PROVIDED ENTRIES: Begin

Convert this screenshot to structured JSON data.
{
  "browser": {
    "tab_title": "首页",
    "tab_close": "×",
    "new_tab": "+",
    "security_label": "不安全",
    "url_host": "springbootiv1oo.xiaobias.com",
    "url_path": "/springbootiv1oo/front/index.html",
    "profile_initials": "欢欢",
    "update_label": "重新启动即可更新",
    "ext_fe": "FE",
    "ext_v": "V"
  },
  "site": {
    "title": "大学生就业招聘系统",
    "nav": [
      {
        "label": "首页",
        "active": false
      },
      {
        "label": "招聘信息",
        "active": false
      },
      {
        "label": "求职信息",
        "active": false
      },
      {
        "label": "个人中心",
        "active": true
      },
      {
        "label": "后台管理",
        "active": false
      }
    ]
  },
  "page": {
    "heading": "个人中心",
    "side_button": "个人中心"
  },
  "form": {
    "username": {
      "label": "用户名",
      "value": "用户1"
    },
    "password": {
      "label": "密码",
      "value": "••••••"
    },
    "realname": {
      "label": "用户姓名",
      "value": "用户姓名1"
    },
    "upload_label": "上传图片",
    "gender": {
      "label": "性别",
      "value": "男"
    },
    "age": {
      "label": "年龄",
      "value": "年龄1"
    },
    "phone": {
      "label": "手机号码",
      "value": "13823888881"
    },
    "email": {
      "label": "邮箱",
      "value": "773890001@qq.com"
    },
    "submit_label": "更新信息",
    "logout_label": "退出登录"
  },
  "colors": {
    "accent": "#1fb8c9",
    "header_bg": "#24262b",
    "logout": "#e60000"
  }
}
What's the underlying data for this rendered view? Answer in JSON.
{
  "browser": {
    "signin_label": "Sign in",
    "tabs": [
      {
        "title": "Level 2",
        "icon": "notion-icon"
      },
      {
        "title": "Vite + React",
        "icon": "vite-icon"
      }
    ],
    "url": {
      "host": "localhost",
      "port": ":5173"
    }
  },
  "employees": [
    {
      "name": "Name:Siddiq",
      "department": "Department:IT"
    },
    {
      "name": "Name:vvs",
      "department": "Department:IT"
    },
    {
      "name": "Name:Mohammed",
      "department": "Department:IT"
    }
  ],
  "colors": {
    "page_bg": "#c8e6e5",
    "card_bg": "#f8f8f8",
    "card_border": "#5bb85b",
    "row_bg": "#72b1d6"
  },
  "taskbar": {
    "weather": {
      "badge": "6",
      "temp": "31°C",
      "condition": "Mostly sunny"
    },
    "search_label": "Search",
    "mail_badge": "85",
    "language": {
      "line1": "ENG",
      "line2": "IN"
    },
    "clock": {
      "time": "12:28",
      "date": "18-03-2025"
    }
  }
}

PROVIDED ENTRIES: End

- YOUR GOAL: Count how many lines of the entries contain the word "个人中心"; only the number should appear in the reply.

- TASK SOLUTION: 3